* [Task to complete] Each line holding the word "Chào" must appear in the answer, copied from the entries.

* [Dataset records]
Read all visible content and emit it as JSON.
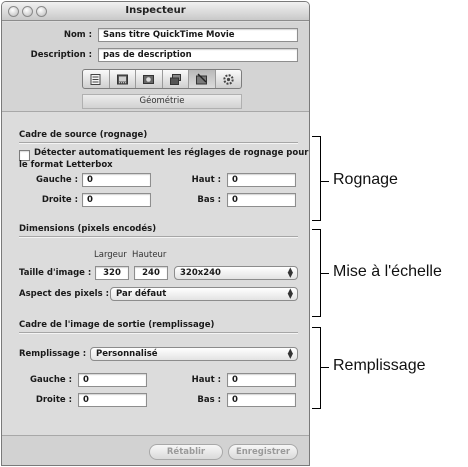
{
  "window": {
    "title": "Inspecteur"
  },
  "header": {
    "name_label": "Nom :",
    "name_value": "Sans titre QuickTime Movie",
    "description_label": "Description :",
    "description_value": "pas de description",
    "tabs": [
      {
        "icon": "summary-icon"
      },
      {
        "icon": "video-icon"
      },
      {
        "icon": "encoder-icon"
      },
      {
        "icon": "frame-controls-icon"
      },
      {
        "icon": "geometry-icon",
        "active": true
      },
      {
        "icon": "actions-icon"
      }
    ],
    "tab_subtitle": "Géométrie"
  },
  "crop_section": {
    "title": "Cadre de source (rognage)",
    "auto_detect_label_line1": "Détecter automatiquement les réglages de rognage pour",
    "auto_detect_label_line2": "le format Letterbox",
    "auto_detect_checked": false,
    "left_label": "Gauche :",
    "left_value": "0",
    "top_label": "Haut :",
    "top_value": "0",
    "right_label": "Droite :",
    "right_value": "0",
    "bottom_label": "Bas :",
    "bottom_value": "0"
  },
  "dimensions_section": {
    "title": "Dimensions (pixels encodés)",
    "width_header": "Largeur",
    "height_header": "Hauteur",
    "frame_size_label": "Taille d'image :",
    "width_value": "320",
    "height_value": "240",
    "size_preset": "320x240",
    "pixel_aspect_label": "Aspect des pixels :",
    "pixel_aspect_value": "Par défaut"
  },
  "output_section": {
    "title": "Cadre de l'image de sortie (remplissage)",
    "padding_label": "Remplissage :",
    "padding_value": "Personnalisé",
    "left_label": "Gauche :",
    "left_value": "0",
    "top_label": "Haut :",
    "top_value": "0",
    "right_label": "Droite :",
    "right_value": "0",
    "bottom_label": "Bas :",
    "bottom_value": "0"
  },
  "footer": {
    "revert_label": "Rétablir",
    "save_label": "Enregistrer"
  },
  "annotations": {
    "cropping": "Rognage",
    "scaling": "Mise à l'échelle",
    "padding": "Remplissage"
  }
}
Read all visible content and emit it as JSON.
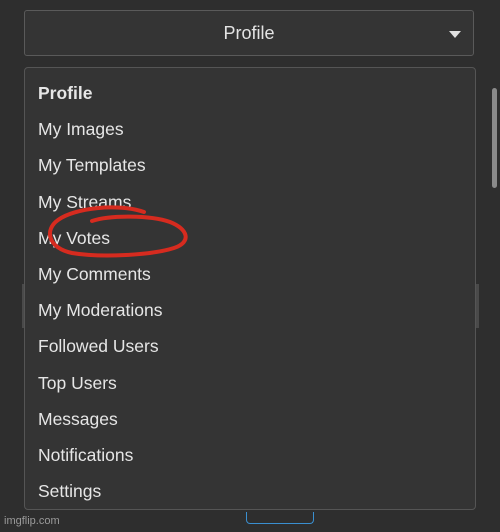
{
  "profile_select": {
    "selected": "Profile"
  },
  "menu": {
    "header": "Profile",
    "items": [
      "My Images",
      "My Templates",
      "My Streams",
      "My Votes",
      "My Comments",
      "My Moderations",
      "Followed Users",
      "Top Users",
      "Messages",
      "Notifications",
      "Settings"
    ]
  },
  "watermark": "imgflip.com",
  "colors": {
    "background": "#2e2e2e",
    "menu_background": "#343434",
    "text": "#e6e6e6",
    "annotation": "#d62b1f",
    "accent_button": "#3a8fd0"
  },
  "icons": {
    "select_caret": "caret-down-icon"
  }
}
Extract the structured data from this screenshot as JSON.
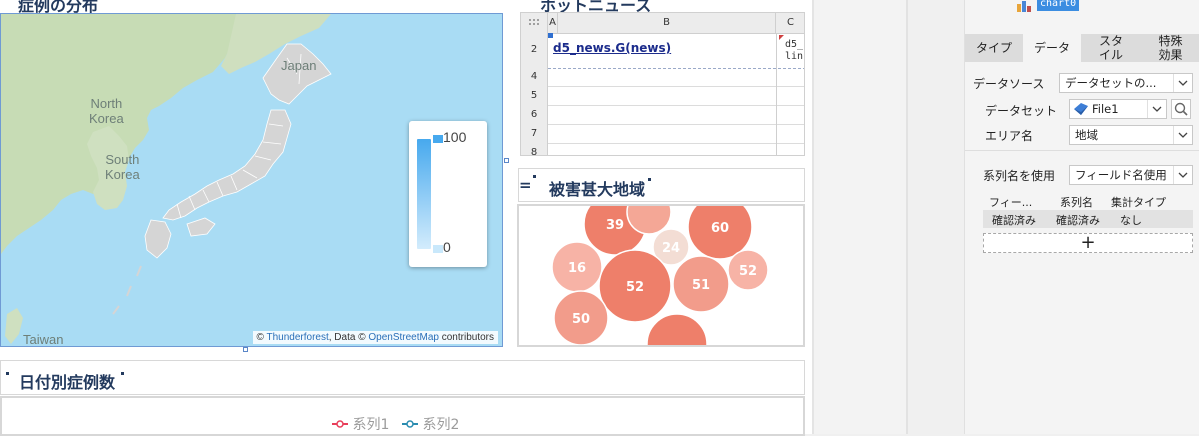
{
  "map": {
    "title": "症例の分布",
    "labels": {
      "japan": "Japan",
      "north_korea": "North\nKorea",
      "south_korea": "South\nKorea",
      "taiwan": "Taiwan"
    },
    "legend_max": "100",
    "legend_min": "0",
    "attribution": {
      "prefix": "© ",
      "provider": "Thunderforest",
      "mid": ", Data © ",
      "osm": "OpenStreetMap",
      "suffix": " contributors"
    }
  },
  "sheet": {
    "title": "ホットニュース",
    "columns": [
      "A",
      "B",
      "C"
    ],
    "rows": [
      "2",
      "4",
      "5",
      "6",
      "7",
      "8"
    ],
    "cell_b2": "d5_news.G(news)",
    "cell_c2": "d5_\nlin"
  },
  "bubble": {
    "title_prefix": "=",
    "title": "被害甚大地域",
    "values": [
      39,
      60,
      24,
      16,
      52,
      51,
      52,
      50
    ]
  },
  "date_chart": {
    "title": "日付別症例数",
    "series": [
      {
        "name": "系列1",
        "color": "#e83e5a"
      },
      {
        "name": "系列2",
        "color": "#2a8cb0"
      }
    ]
  },
  "panel": {
    "chart_name": "chart0",
    "tabs": [
      "タイプ",
      "データ",
      "スタイル",
      "特殊効果"
    ],
    "active_tab": "データ",
    "datasource_label": "データソース",
    "datasource_value": "データセットの...",
    "dataset_label": "データセット",
    "dataset_value": "File1",
    "area_label": "エリア名",
    "area_value": "地域",
    "series_name_label": "系列名を使用",
    "series_name_value": "フィールド名使用",
    "field_headers": [
      "フィー...",
      "系列名",
      "集計タイプ"
    ],
    "field_row": [
      "確認済み",
      "確認済み",
      "なし"
    ],
    "add_label": "+"
  }
}
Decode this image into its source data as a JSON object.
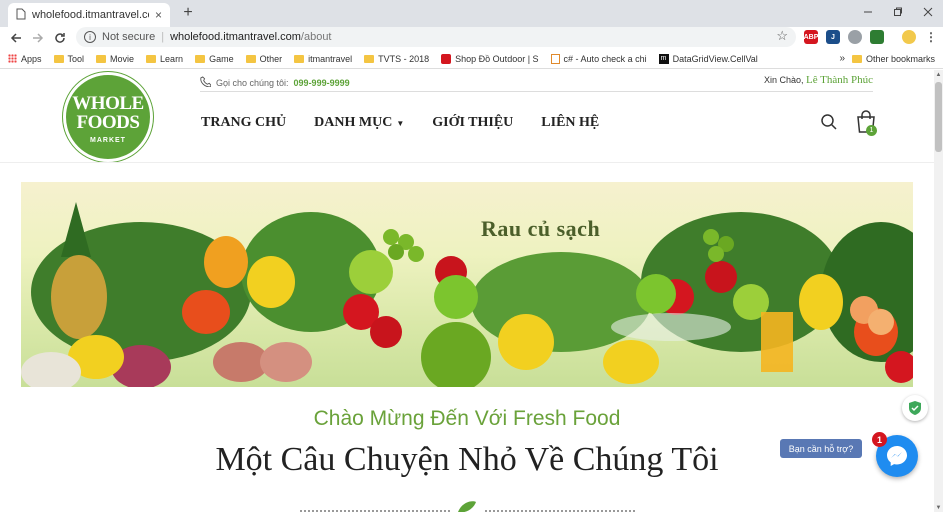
{
  "browser": {
    "tab_title": "wholefood.itmantravel.com/abou",
    "new_tab": "+",
    "tab_close": "×",
    "url_not_secure": "Not secure",
    "url_host": "wholefood.itmantravel.com",
    "url_path": "/about",
    "bookmarks": [
      {
        "label": "Apps",
        "icon": "apps-grid-icon"
      },
      {
        "label": "Tool",
        "icon": "folder-icon"
      },
      {
        "label": "Movie",
        "icon": "folder-icon"
      },
      {
        "label": "Learn",
        "icon": "folder-icon"
      },
      {
        "label": "Game",
        "icon": "folder-icon"
      },
      {
        "label": "Other",
        "icon": "folder-icon"
      },
      {
        "label": "itmantravel",
        "icon": "folder-icon"
      },
      {
        "label": "TVTS - 2018",
        "icon": "folder-icon"
      },
      {
        "label": "Shop Đồ Outdoor | S",
        "icon": "shop-icon"
      },
      {
        "label": "c# - Auto check a chi",
        "icon": "page-icon"
      },
      {
        "label": "DataGridView.CellVal",
        "icon": "m-icon"
      }
    ],
    "bookmarks_more": "»",
    "other_bookmarks": "Other bookmarks",
    "extensions": [
      {
        "label": "ABP",
        "color": "#d4161f"
      },
      {
        "label": "J",
        "color": "#1c4e8a"
      },
      {
        "label": "",
        "color": "#9aa0a6"
      },
      {
        "label": "",
        "color": "#2e7d32"
      }
    ]
  },
  "site": {
    "logo": {
      "line1": "WHOLE",
      "line2": "FOODS",
      "line3": "MARKET"
    },
    "phone_label": "Gọi cho chúng tôi:",
    "phone_number": "099-999-9999",
    "greeting_prefix": "Xin Chào,",
    "greeting_name": "Lê Thành Phúc",
    "nav": [
      {
        "label": "TRANG CHỦ"
      },
      {
        "label": "DANH MỤC"
      },
      {
        "label": "GIỚI THIỆU"
      },
      {
        "label": "LIÊN HỆ"
      }
    ],
    "cart_count": "1",
    "banner_title": "Rau củ sạch",
    "welcome": "Chào Mừng Đến Với Fresh Food",
    "headline": "Một Câu Chuyện Nhỏ Về Chúng Tôi"
  },
  "widgets": {
    "help_label": "Bạn cần hỗ trợ?",
    "messenger_badge": "1"
  },
  "colors": {
    "brand_green": "#5da338",
    "messenger_blue": "#1f8cf0",
    "help_blue": "#5978b4"
  }
}
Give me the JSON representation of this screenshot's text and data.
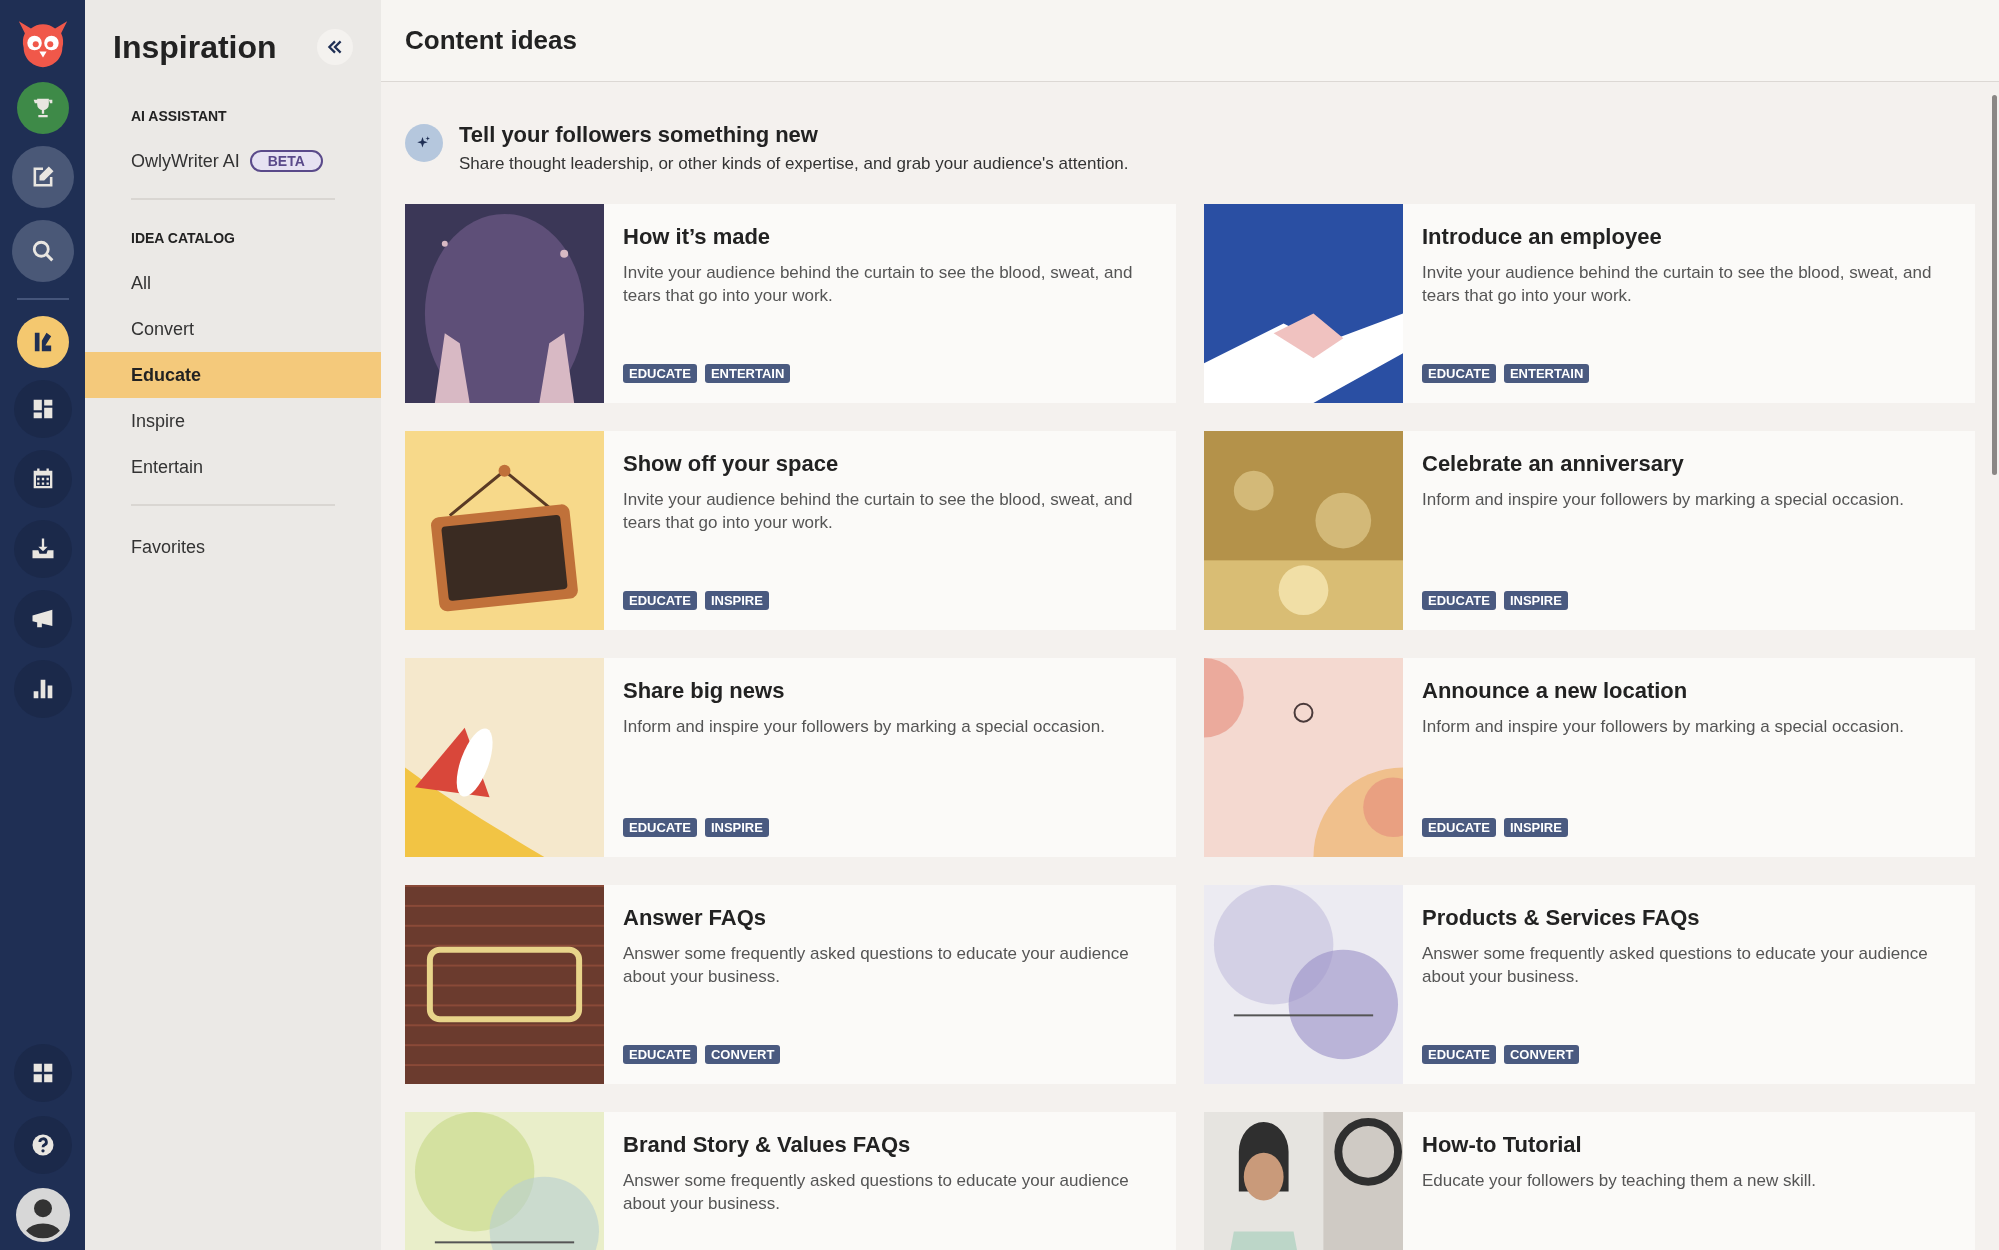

* [Response]
    "greeting_prefix": "Xin Chào,",
    "welcome": "Chào Mừng Đến Với Fresh Food",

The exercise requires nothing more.